Weekly reflections by Father Cusick on the Sunday Gospels and the Catechism of the Catholic Church
LITURGICAL PRAYER and the Mass
"When you pray, say: Father." (Luke 11:2) This is the name that from all eternity God the Son gives to his Father, the name that was continuously on our Lord's lips, the name that he silently repeats in the Eucharist on the altar and that we find constantly uttered by his Church.
"You have received the spirit of adoption of sons, whereby we cry 'Abba' (Father)." (Rom 8:15) The Holy Spirit flows forth, so to say, from the Word in the sacred humanity of Christ, and in the Church, bearing us all to the Father on the waves of his Divine Love. For we, too, are children of the Father.
This cry of "Father" which, from the depths of our hearts as baptized Christians, ceaselessly goes up to God, includes, no doubt, the private prayer inspired in us by the Holy Spirit, whereby we are led to turn to God as children to their father; but it is principally that official prayer with which the Holy Spirit inspires his Church and which is called the liturgy. In this prayer all members of Christ's Mystical Body have a real share in that infinite worship of adoration that its Head ceaselessly renders to God: "Always living to make intercession for us," says St. Paul. (Heb 7:25) It is through Christ that we go to God, therefore all the Church's prayers conclude with the words "Through Jesus Christ our Lord" and the Canon of the Mass ends with the sentence "By him and with him and in him are ever given to you, God the Father Almighty, in the unity of the Holy Spirit, all honour and glory, world without end. Amen." Christ's mediation stands at the very centre of life and of all Christian life.
By the sacrificial act of his immolation on the Cross he effected our Redemption; after his Resurrection and Ascension he has never ceased his priestly intercession for us to the Father. But he desired that this priestly mediation should continue also on earth. For this purpose he instituted the Eucharist. He, who was both priest and victim on the Cross, continues to offer himself on the altar. "The sacrifice offered on the altar," says the Council of Trent, "is the same as that offered on Calvary, since both priest and victim are the same." Although invisible at Mass, Christ is the chief priest; it is by his power and relying on his mediation that, in Christ's and the Church's name, the celebrant consecrates and offers to God the holy sacrifice. Consequently, for all the faithful, the liturgy forms the means of union with the priestly prayer of Christ and of the Church and of giving to God that full and complete satisfaction and infinite glory which is his due.

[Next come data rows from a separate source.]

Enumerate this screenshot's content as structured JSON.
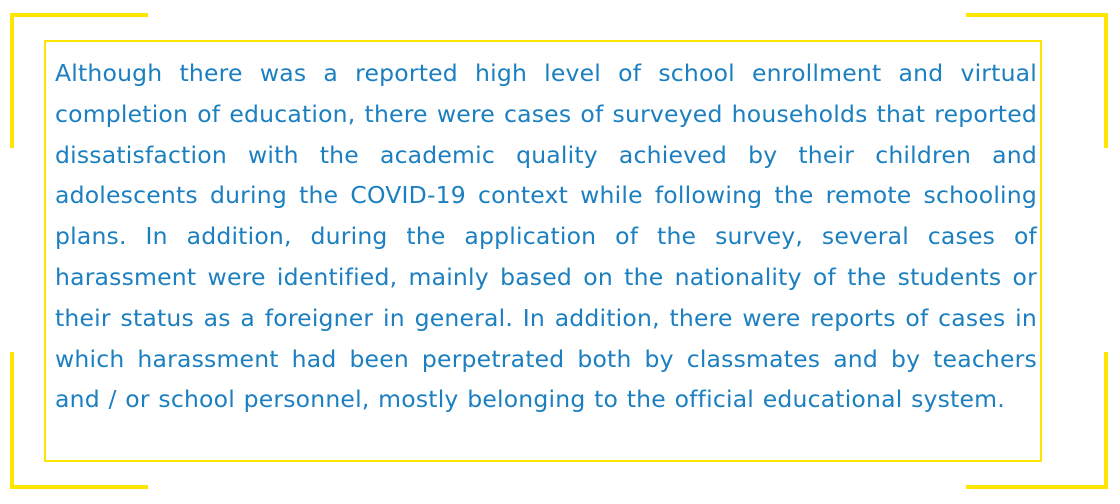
{
  "callout": {
    "text": "Although there was a reported high level of school enrollment and virtual completion of education, there were cases of surveyed households that reported dissatisfaction with the academic quality achieved by their children and adolescents during the COVID-19 context while following the remote schooling plans. In addition, during the application of the survey, several cases of harassment were identified, mainly based on the nationality of the students or their status as a foreigner in general. In addition, there were reports of cases in which harassment had been perpetrated both by classmates and by teachers and / or school personnel, mostly belonging to the official educational system."
  },
  "colors": {
    "text": "#1b7fc0",
    "frame": "#ffe600",
    "background": "#ffffff"
  }
}
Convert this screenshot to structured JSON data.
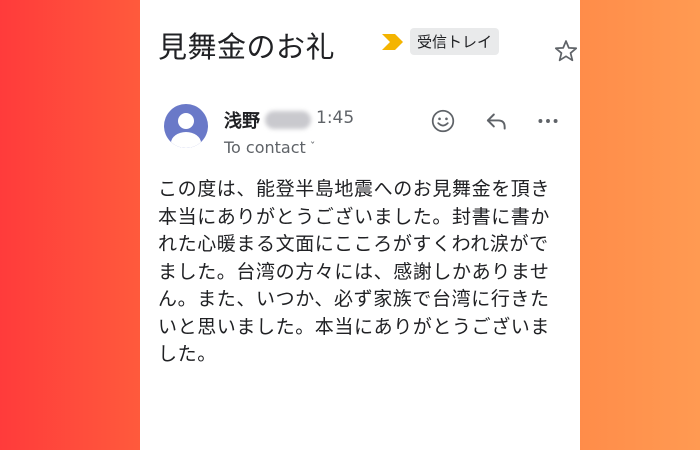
{
  "email": {
    "subject": "見舞金のお礼",
    "label": "受信トレイ",
    "sender_name": "浅野",
    "time": "1:45",
    "recipient": "To contact",
    "body": "この度は、能登半島地震へのお見舞金を頂き本当にありがとうございました。封書に書かれた心暖まる文面にこころがすくわれ涙がでました。台湾の方々には、感謝しかありません。また、いつか、必ず家族で台湾に行きたいと思いました。本当にありがとうございました。"
  },
  "icons": {
    "importance": "importance-marker-icon",
    "star": "star-icon",
    "emoji": "emoji-icon",
    "reply": "reply-icon",
    "more": "more-icon",
    "avatar": "person-icon"
  },
  "colors": {
    "importance": "#f4b400",
    "avatar_bg": "#6a79c8",
    "label_bg": "#e9eaeb"
  }
}
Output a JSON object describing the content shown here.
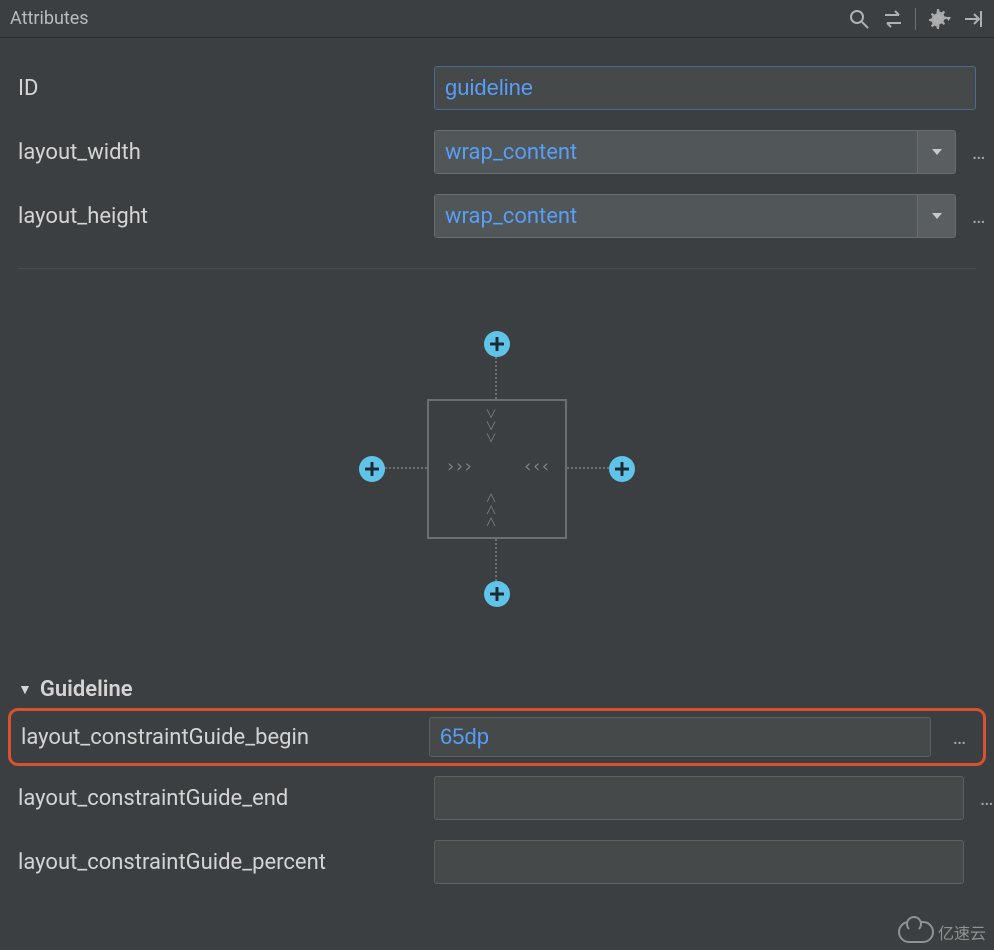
{
  "panel": {
    "title": "Attributes"
  },
  "fields": {
    "id": {
      "label": "ID",
      "value": "guideline"
    },
    "layout_width": {
      "label": "layout_width",
      "value": "wrap_content"
    },
    "layout_height": {
      "label": "layout_height",
      "value": "wrap_content"
    }
  },
  "section": {
    "title": "Guideline"
  },
  "guideline": {
    "begin": {
      "label": "layout_constraintGuide_begin",
      "value": "65dp"
    },
    "end": {
      "label": "layout_constraintGuide_end",
      "value": ""
    },
    "percent": {
      "label": "layout_constraintGuide_percent",
      "value": ""
    }
  },
  "watermark": "亿速云"
}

The aim of the liturgy is also the sanctification of mankind, for, comprising as it does the sacrifice of the Mass, the Sacraments and public prayer of the Divine Office, it is the principal means by which come to us those graces of divine life that, from the Father, through Christ our Lord, are poured out on the members of his Mystical Body, and assure to them the divine life of grace.
The Church sanctifies us by the Mass and the Sacraments, which form the very essence of the liturgy. She does so, too, by uniting us to her prayer and continually instructing us in the spirit and practice of true Christian living. The first part of the Mass, known as the Mass of the catechumens (or "learners"), contains a course of instruction reminding us continually throughout the year, of the truths of faith and the rules of Catholic morality which are thus related with the celebration of the mysteries of the life of Christ and the feasts of the saints. The close relationship between this constant teaching, sacramental life and a life of prayer, which is the prayer of the Church herself, makes of the liturgy the indispensable source of our Christian life.
Pius XII in his encyclical letter 'Mediator Dei' sums up succinctly the function of the liturgy: "In obedience to her Founder's command, the Church prolongs the priestly mission of Jesus Christ principally by means of the sacred liturgy. She does this in the first place at the altar...next by means of the Sacraments...finally by offering to God...the daily tribute of her prayer and praise...The sacred liturgy is consequently the public worship which our Redeemer, as Head of the Church, renders to the Father, as well as the worship which the community of faithful renders to its Founder and through him to the heavenly Father. It is, in short, the worship rendered by the Mystical Body of Christ in the entirety of its Head and members."
from The St. Andrew Missal
Resources on the Sacred Liturgy
To e-mail Father Cusick
| about MCITL
| MCITL mail